There’s been a lot going on, and we’ve been on a bit of a hiatus. But something grabbed out attention today: an analysis of the election by Baker’s campaign guru posted online. It a blow-by-blow version of Baker’s side of the story, told in the same cynical sort of way you might expect a DC consultant to tell his friends how he won the Cherokee Nation election.
There are a few telling quotes from the self-proclaimed mastermind of Baker’s victory, Dane Strother. He said that Baker was very obedient to the strategy handed down from DC: “…he proved to be one of the few clients I’ve had in my 25 years who completely placed the strategy in the hands of his consultants.
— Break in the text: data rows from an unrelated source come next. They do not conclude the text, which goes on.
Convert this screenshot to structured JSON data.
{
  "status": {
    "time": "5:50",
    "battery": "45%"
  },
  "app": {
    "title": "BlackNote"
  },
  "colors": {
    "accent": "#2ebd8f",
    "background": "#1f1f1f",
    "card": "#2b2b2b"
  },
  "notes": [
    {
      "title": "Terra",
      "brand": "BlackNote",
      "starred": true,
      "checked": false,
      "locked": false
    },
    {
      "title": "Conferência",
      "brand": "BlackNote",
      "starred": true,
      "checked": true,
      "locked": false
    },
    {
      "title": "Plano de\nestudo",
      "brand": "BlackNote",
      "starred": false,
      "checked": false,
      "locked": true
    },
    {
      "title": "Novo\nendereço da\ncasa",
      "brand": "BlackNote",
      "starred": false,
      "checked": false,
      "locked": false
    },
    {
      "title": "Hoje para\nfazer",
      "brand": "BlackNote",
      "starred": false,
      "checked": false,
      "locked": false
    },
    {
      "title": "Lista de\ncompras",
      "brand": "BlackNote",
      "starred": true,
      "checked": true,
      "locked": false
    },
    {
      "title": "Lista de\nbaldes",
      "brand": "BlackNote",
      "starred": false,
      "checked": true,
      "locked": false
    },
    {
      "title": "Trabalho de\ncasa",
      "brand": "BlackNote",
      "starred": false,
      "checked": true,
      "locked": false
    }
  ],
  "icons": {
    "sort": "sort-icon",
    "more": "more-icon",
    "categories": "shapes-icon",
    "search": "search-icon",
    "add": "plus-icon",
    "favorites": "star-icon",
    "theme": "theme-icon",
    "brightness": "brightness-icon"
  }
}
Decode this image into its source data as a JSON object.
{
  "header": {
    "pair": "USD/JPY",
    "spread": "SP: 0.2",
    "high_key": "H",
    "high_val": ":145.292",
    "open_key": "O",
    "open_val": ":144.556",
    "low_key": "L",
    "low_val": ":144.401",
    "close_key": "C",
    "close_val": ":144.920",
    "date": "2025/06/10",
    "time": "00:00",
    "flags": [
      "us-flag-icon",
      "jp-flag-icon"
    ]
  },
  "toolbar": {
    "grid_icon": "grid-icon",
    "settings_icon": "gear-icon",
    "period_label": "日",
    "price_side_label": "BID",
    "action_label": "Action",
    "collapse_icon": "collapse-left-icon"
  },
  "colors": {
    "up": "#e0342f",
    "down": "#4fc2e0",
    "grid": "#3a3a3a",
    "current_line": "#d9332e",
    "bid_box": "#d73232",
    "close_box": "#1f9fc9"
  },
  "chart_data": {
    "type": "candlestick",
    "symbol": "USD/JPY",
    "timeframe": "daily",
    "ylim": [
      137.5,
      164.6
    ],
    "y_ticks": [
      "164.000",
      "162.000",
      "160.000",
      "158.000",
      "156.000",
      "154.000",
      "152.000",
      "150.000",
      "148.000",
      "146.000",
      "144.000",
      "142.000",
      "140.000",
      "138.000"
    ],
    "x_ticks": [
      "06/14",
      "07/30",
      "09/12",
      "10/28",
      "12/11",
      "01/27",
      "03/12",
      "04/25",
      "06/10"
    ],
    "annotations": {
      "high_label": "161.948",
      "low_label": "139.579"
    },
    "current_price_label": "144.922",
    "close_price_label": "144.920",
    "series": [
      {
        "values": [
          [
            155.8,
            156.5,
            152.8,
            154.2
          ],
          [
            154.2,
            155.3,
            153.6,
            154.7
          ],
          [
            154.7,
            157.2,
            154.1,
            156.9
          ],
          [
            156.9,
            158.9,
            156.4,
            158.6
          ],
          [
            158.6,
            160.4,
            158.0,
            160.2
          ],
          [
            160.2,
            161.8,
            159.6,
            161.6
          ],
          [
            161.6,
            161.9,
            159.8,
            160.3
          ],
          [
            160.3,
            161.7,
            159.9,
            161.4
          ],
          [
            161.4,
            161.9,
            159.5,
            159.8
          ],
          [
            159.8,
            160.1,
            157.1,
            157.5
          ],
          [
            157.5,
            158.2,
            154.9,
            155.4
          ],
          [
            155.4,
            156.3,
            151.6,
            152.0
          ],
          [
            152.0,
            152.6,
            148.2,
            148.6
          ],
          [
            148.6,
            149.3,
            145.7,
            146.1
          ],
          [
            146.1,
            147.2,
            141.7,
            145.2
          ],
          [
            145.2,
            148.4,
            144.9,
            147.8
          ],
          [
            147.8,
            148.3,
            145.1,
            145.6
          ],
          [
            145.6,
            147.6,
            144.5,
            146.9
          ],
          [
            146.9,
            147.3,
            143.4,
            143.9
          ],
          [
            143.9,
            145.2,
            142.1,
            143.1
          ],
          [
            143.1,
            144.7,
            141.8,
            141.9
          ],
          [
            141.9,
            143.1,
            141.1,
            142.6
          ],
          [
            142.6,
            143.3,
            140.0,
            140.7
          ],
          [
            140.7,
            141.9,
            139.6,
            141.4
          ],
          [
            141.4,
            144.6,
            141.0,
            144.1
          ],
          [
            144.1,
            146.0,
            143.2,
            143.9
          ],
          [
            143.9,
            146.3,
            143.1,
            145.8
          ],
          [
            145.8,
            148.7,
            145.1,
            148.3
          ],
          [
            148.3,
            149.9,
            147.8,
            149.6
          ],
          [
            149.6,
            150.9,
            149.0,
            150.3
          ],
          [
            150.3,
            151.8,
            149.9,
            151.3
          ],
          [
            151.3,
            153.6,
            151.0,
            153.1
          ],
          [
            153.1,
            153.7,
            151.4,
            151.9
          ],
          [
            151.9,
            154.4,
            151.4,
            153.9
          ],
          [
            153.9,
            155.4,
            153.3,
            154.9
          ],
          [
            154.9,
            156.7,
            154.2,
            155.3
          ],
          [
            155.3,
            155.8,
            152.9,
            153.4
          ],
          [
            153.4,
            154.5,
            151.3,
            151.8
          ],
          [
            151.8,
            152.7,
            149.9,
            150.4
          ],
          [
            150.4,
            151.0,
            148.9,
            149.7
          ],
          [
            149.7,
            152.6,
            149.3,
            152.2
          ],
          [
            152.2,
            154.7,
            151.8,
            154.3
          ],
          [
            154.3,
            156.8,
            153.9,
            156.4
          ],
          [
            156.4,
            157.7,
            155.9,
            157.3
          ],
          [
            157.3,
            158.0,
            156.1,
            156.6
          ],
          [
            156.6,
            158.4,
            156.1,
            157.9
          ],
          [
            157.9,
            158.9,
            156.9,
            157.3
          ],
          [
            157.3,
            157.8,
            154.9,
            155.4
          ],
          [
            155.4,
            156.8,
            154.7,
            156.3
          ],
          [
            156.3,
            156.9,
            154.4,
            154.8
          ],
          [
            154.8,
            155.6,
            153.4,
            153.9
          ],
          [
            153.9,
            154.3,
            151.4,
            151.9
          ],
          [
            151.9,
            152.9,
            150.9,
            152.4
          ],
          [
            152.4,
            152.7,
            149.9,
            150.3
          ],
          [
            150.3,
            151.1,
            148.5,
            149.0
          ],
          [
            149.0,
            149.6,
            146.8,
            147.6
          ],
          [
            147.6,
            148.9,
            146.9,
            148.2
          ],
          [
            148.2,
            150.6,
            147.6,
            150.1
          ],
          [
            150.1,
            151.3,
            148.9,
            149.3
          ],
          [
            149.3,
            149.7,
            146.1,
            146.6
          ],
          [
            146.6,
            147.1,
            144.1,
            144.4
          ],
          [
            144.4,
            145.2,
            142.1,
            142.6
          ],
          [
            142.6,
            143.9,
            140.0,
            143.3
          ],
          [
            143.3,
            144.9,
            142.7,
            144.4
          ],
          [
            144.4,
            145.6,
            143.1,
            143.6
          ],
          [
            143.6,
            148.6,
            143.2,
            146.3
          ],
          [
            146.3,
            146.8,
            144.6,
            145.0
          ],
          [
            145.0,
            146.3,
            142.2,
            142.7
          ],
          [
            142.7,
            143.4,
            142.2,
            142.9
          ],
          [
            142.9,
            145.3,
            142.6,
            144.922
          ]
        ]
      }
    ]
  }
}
He did not second guess us once.”
|Dane Strother and Baker confidant/consultant Kayln Free|
Which makes us wonder which consultants are handling the strategy of the Cherokee Nation now?
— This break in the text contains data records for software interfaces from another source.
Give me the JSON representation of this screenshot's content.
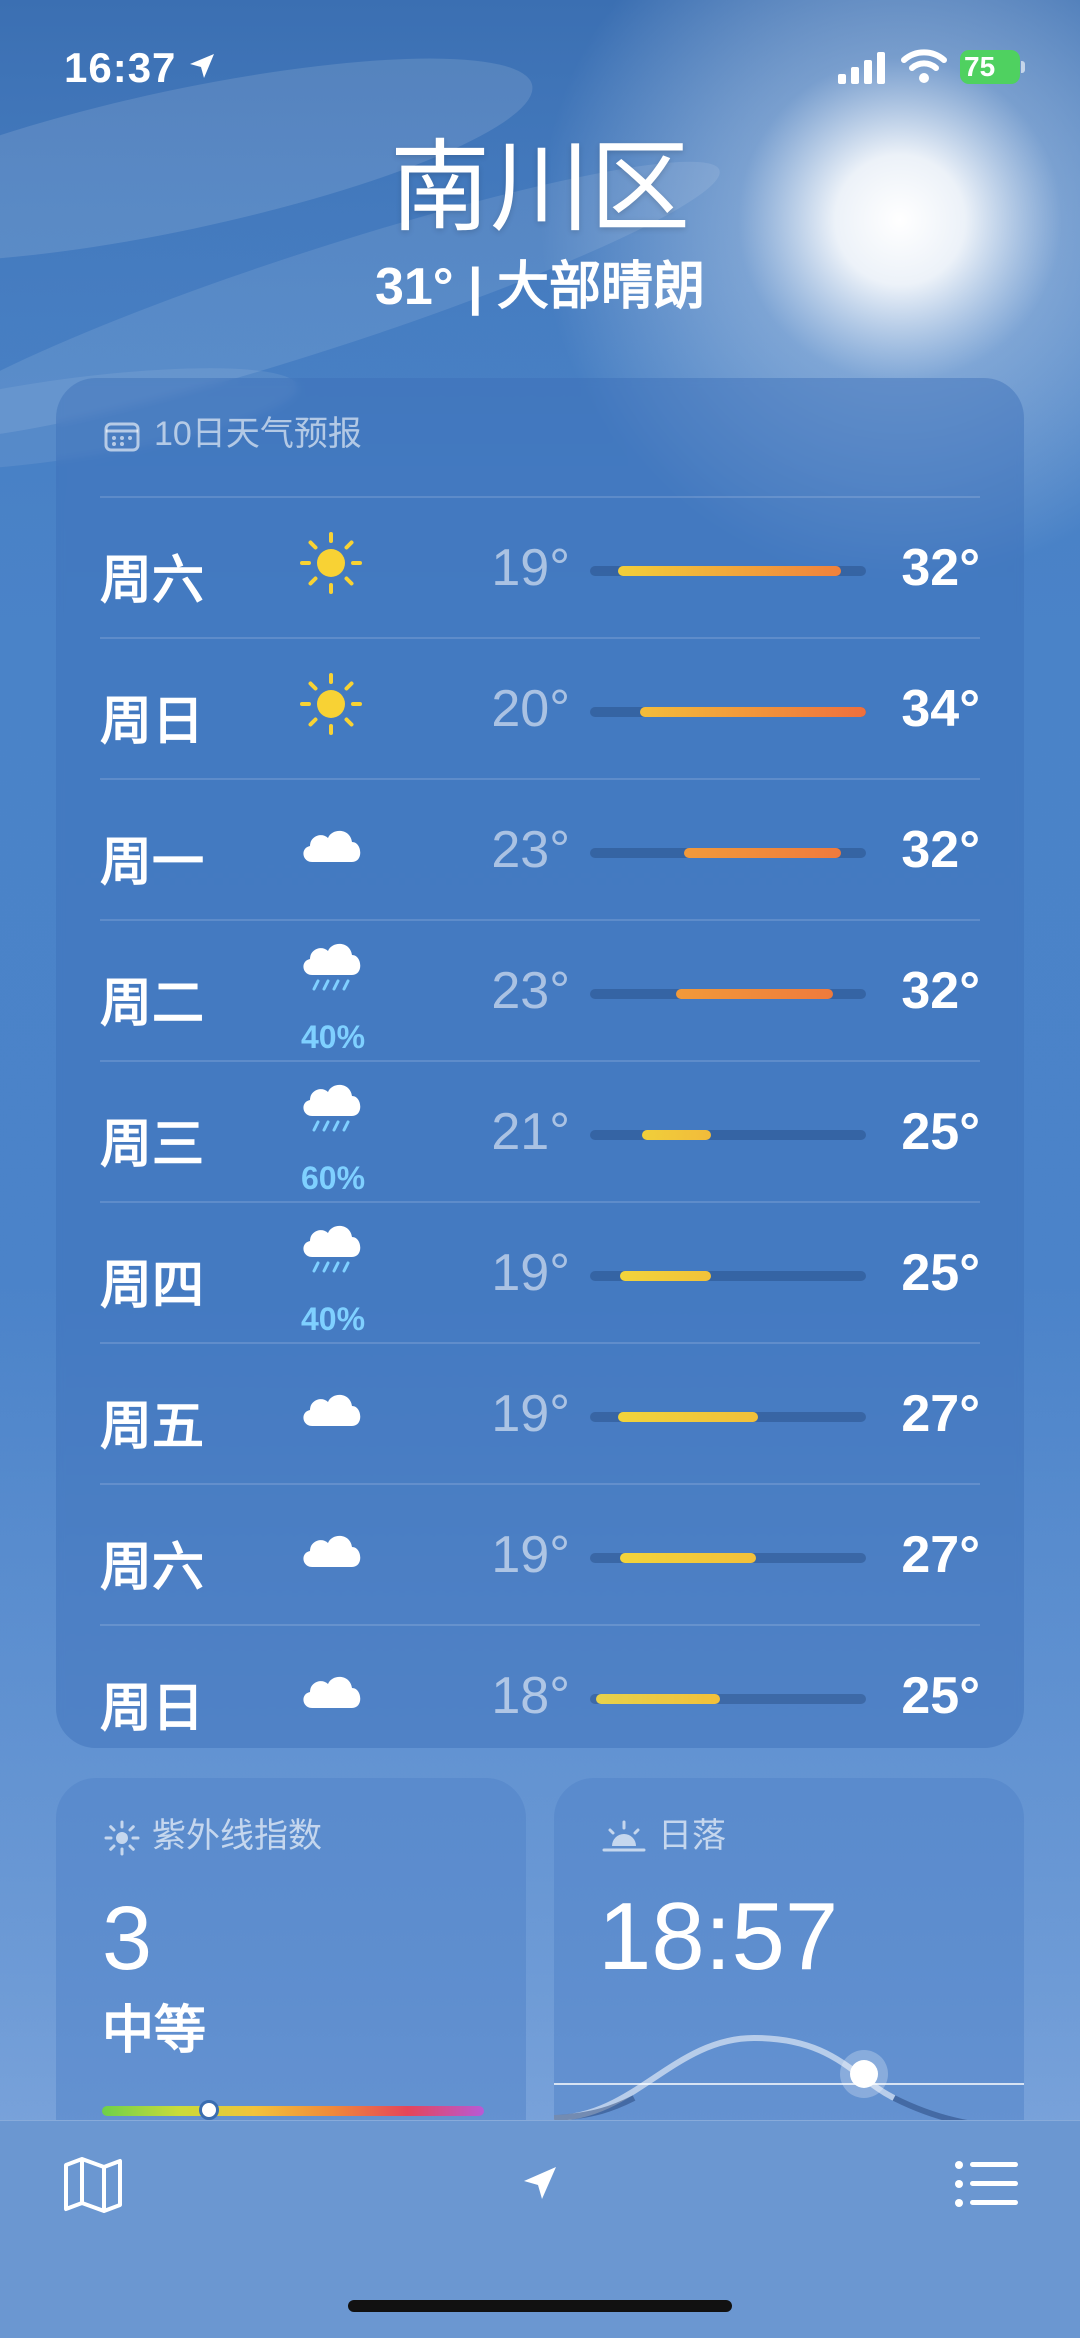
{
  "status_bar": {
    "time": "16:37",
    "battery": "75"
  },
  "header": {
    "city": "南川区",
    "summary": "31° | 大部晴朗"
  },
  "forecast": {
    "title": "10日天气预报",
    "days": [
      {
        "day": "周六",
        "icon": "sun-icon",
        "precip": "",
        "low": "19°",
        "high": "32°",
        "range_start": 0.1,
        "range_end": 0.91,
        "color_from": "#f2cf3a",
        "color_to": "#f0813c"
      },
      {
        "day": "周日",
        "icon": "sun-icon",
        "precip": "",
        "low": "20°",
        "high": "34°",
        "range_start": 0.18,
        "range_end": 1.0,
        "color_from": "#f4bd3a",
        "color_to": "#ef6f3c"
      },
      {
        "day": "周一",
        "icon": "cloud-icon",
        "precip": "",
        "low": "23°",
        "high": "32°",
        "range_start": 0.34,
        "range_end": 0.91,
        "color_from": "#f29a3a",
        "color_to": "#ef7a3c"
      },
      {
        "day": "周二",
        "icon": "rain-icon",
        "precip": "40%",
        "low": "23°",
        "high": "32°",
        "range_start": 0.31,
        "range_end": 0.88,
        "color_from": "#f29a3a",
        "color_to": "#ef7a3c"
      },
      {
        "day": "周三",
        "icon": "rain-icon",
        "precip": "60%",
        "low": "21°",
        "high": "25°",
        "range_start": 0.19,
        "range_end": 0.44,
        "color_from": "#f0cf3a",
        "color_to": "#f2bb3a"
      },
      {
        "day": "周四",
        "icon": "rain-icon",
        "precip": "40%",
        "low": "19°",
        "high": "25°",
        "range_start": 0.11,
        "range_end": 0.44,
        "color_from": "#f2d43b",
        "color_to": "#f2c23a"
      },
      {
        "day": "周五",
        "icon": "cloud-icon",
        "precip": "",
        "low": "19°",
        "high": "27°",
        "range_start": 0.1,
        "range_end": 0.61,
        "color_from": "#f2d43b",
        "color_to": "#f2c03a"
      },
      {
        "day": "周六",
        "icon": "cloud-icon",
        "precip": "",
        "low": "19°",
        "high": "27°",
        "range_start": 0.11,
        "range_end": 0.6,
        "color_from": "#f2d43b",
        "color_to": "#f2c03a"
      },
      {
        "day": "周日",
        "icon": "cloud-icon",
        "precip": "",
        "low": "18°",
        "high": "25°",
        "range_start": 0.02,
        "range_end": 0.47,
        "color_from": "#e7d24c",
        "color_to": "#f2c03a"
      }
    ]
  },
  "uv": {
    "title": "紫外线指数",
    "value": "3",
    "level": "中等",
    "fraction": 0.28
  },
  "sunset": {
    "title": "日落",
    "time": "18:57"
  },
  "colors": {
    "accent_precip": "#7fd0ff",
    "sky": "#4b83c9"
  }
}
Anyway, Strother walks us through his version of the Cherforce One issue, which he acknowledges was a side issue that they used to distract from Smith’s track record.
Basically the article is the winner’s version of events, and a way for Strother to gloat about how good a job he did making Baker our Chief. And he’s entitled to brag, because the results speak for themselves.
But as Cherokees, we have to wonder if this is a direction we are comfortable choosing. Strother uses lots of patronizing phrases to talk about how he brought Cherokee campaigns into the modern era. Thanks for bringing Facebook to the 14 counties, Dane!
|Facebook founder thanks Strother for bringing FB to the Cherokees|
To us, you are even bigger than Mark Zuckerberg!
The article is interesting reading, keeping in mind that it is the Baker/Strother version of events, especially when he gets into the freedmen issue later on. And it’s telling that Baker/Strother still can’t let go of the idea that the Supreme Court screwing Baker (Smith probably has more of a grudge to hold).
The story is written to glorify all the obstacles, real and imagined, that the great Dane Strother was able to overcome to guide his non-strategic candidate to victory. Like any such story, it’s mostly illuminating for the perception Strother and Baker have of Cherokees (people who can be convinced with modern day smoke and mirrors) and how much of a hero Strother thinks he is for handing Baker a victory.